Travelling the world today is a totally different experience to how it must have been in previous decades. The idea of getting away from it all to an isolated corner of the globe is now becoming a memory for most travellers, many of whom would definitely remember to pack their smartphones, but might find themselves forgetting their toothbrushes.
Social networks have enhanced the ‘connectivity’ inherent in modern travel, especially for those who now make a living simply from touring the world and blogging about it. Writers are far less likely to be sent away to write a book about a destination than they are to record their adventures and post them online in real time for legions of adventure travel enthusiasts that follow their travels. Book sales are on the decline – the number of blogs out there is growing with alacrity every day.
Does this alter our ability to appreciate the great places of the world, and if so, how? Do we find ourselves looking at the world through a view-finder more often than not?

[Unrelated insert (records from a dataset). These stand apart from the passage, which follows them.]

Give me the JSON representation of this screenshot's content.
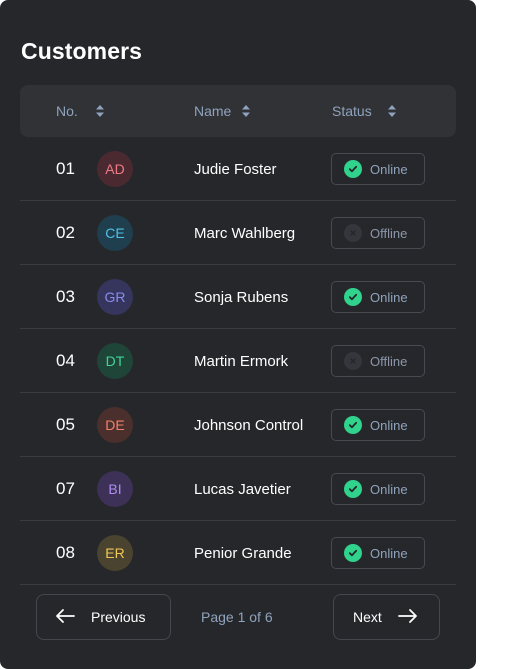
{
  "title": "Customers",
  "columns": {
    "no": "No.",
    "name": "Name",
    "status": "Status"
  },
  "customers": [
    {
      "no": "01",
      "initials": "AD",
      "name": "Judie Foster",
      "status": "Online",
      "avatar_bg": "#4a2a30",
      "avatar_fg": "#f07a86"
    },
    {
      "no": "02",
      "initials": "CE",
      "name": "Marc Wahlberg",
      "status": "Offline",
      "avatar_bg": "#1f3e4e",
      "avatar_fg": "#4fc1ea"
    },
    {
      "no": "03",
      "initials": "GR",
      "name": "Sonja Rubens",
      "status": "Online",
      "avatar_bg": "#35355e",
      "avatar_fg": "#8b8af0"
    },
    {
      "no": "04",
      "initials": "DT",
      "name": "Martin Ermork",
      "status": "Offline",
      "avatar_bg": "#1f4438",
      "avatar_fg": "#3fd49a"
    },
    {
      "no": "05",
      "initials": "DE",
      "name": "Johnson Control",
      "status": "Online",
      "avatar_bg": "#4a2f2c",
      "avatar_fg": "#f2806c"
    },
    {
      "no": "07",
      "initials": "BI",
      "name": "Lucas Javetier",
      "status": "Online",
      "avatar_bg": "#3e3158",
      "avatar_fg": "#ad8cf2"
    },
    {
      "no": "08",
      "initials": "ER",
      "name": "Penior Grande",
      "status": "Online",
      "avatar_bg": "#4a4330",
      "avatar_fg": "#f0c756"
    }
  ],
  "pagination": {
    "previous_label": "Previous",
    "page_info": "Page 1 of 6",
    "next_label": "Next"
  },
  "colors": {
    "online": "#2fd38c",
    "accent_text": "#8fa3bd",
    "background": "#26272b"
  },
  "icons": {
    "sort": "sort-icon",
    "online": "check-circle-icon",
    "offline": "offline-dot-icon",
    "prev": "arrow-left-icon",
    "next": "arrow-right-icon"
  }
}
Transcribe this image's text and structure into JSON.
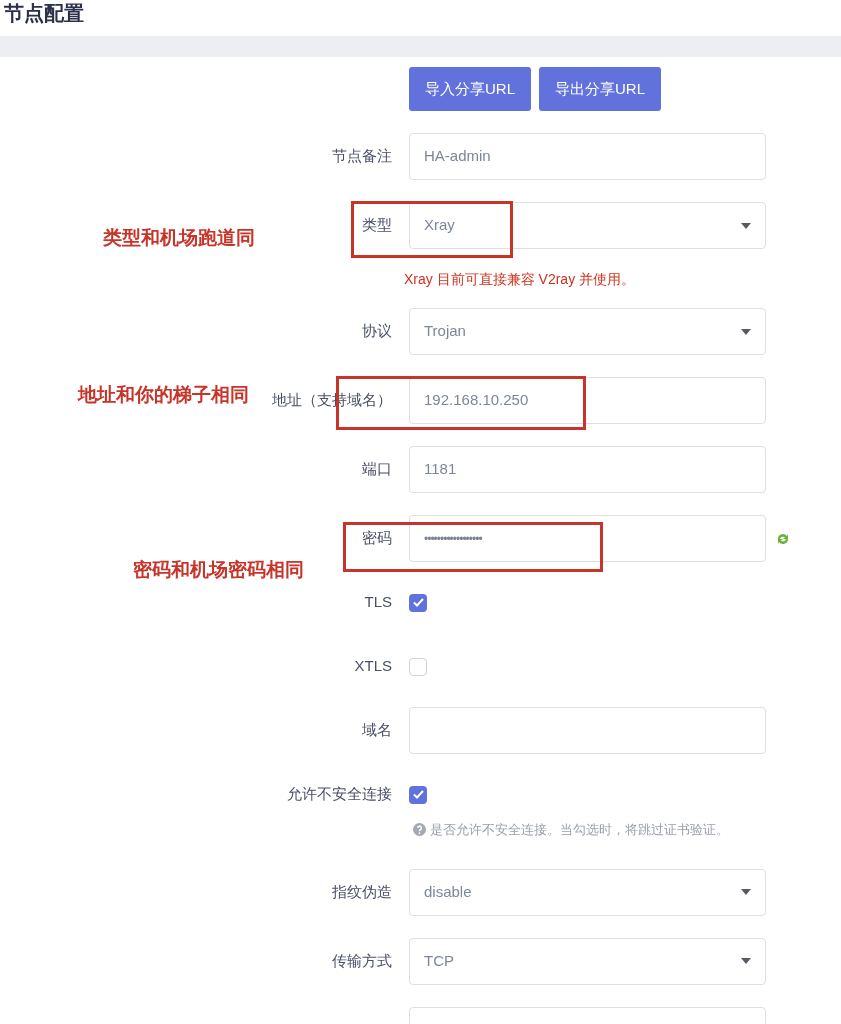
{
  "title": "节点配置",
  "buttons": [
    "导入分享URL",
    "导出分享URL"
  ],
  "rows": [
    {
      "kind": "text",
      "label": "节点备注",
      "value": "HA-admin"
    },
    {
      "kind": "select",
      "label": "类型",
      "value": "Xray"
    },
    {
      "kind": "warning",
      "text": "Xray 目前可直接兼容 V2ray 并使用。"
    },
    {
      "kind": "select",
      "label": "协议",
      "value": "Trojan"
    },
    {
      "kind": "text",
      "label": "地址（支持域名）",
      "value": "192.168.10.250"
    },
    {
      "kind": "text",
      "label": "端口",
      "value": "1181"
    },
    {
      "kind": "password",
      "label": "密码",
      "value": "••••••••••••••••••"
    },
    {
      "kind": "checkbox",
      "label": "TLS",
      "checked": true
    },
    {
      "kind": "checkbox",
      "label": "XTLS",
      "checked": false
    },
    {
      "kind": "text",
      "label": "域名"
    },
    {
      "kind": "checkbox",
      "label": "允许不安全连接",
      "checked": true
    },
    {
      "kind": "help",
      "text": "是否允许不安全连接。当勾选时，将跳过证书验证。"
    },
    {
      "kind": "select",
      "label": "指纹伪造",
      "value": "disable"
    },
    {
      "kind": "select",
      "label": "传输方式",
      "value": "TCP"
    },
    {
      "kind": "text"
    }
  ],
  "annotations": [
    "类型和机场跑道同",
    "地址和你的梯子相同",
    "密码和机场密码相同"
  ]
}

Are we sacrificing our real-world experiences for the sake of our Facebook friends? Or are we bringing these places nearer to those who are interested in travel, sharing the experience of travelling to foreign lands and promoting something worthwhile? Sometimes I think I’d rather read about a fascinating recent trip to Syria and enjoy a few pictures of the journey than read about the misery served up in our daily news broadcasts.
Sometimes one is forced to put the camera away and just live the experience as it happens. The pictures in this post were taken during a sandstorm at Giza, the very first time that I’d had the privilege of seeing these famous landmarks up close. Clearly it wasn’t the greatest day for sightseeing! The photos I got will never express this, but the sandstorm enhanced the sense of mystery surrounding these monuments, and made their otherworldly shapes and immense size even more impressive.
Faraway destinations are now closer than ever thanks to the technology that our gadgets are endowed with, and we think that’s a great thing. It means that we’re more in touch and that the places we aspire to travel to are more accessible. But it’s also about a balance between connecting the wider world around you through the tools at your disposal, and remembering to appreciate what’s right in front of you. Every now and then, don’t forget to take a deep breath, turn off your camera, your smartphone, your laptop and your electric toothbrush, and just enjoy the view.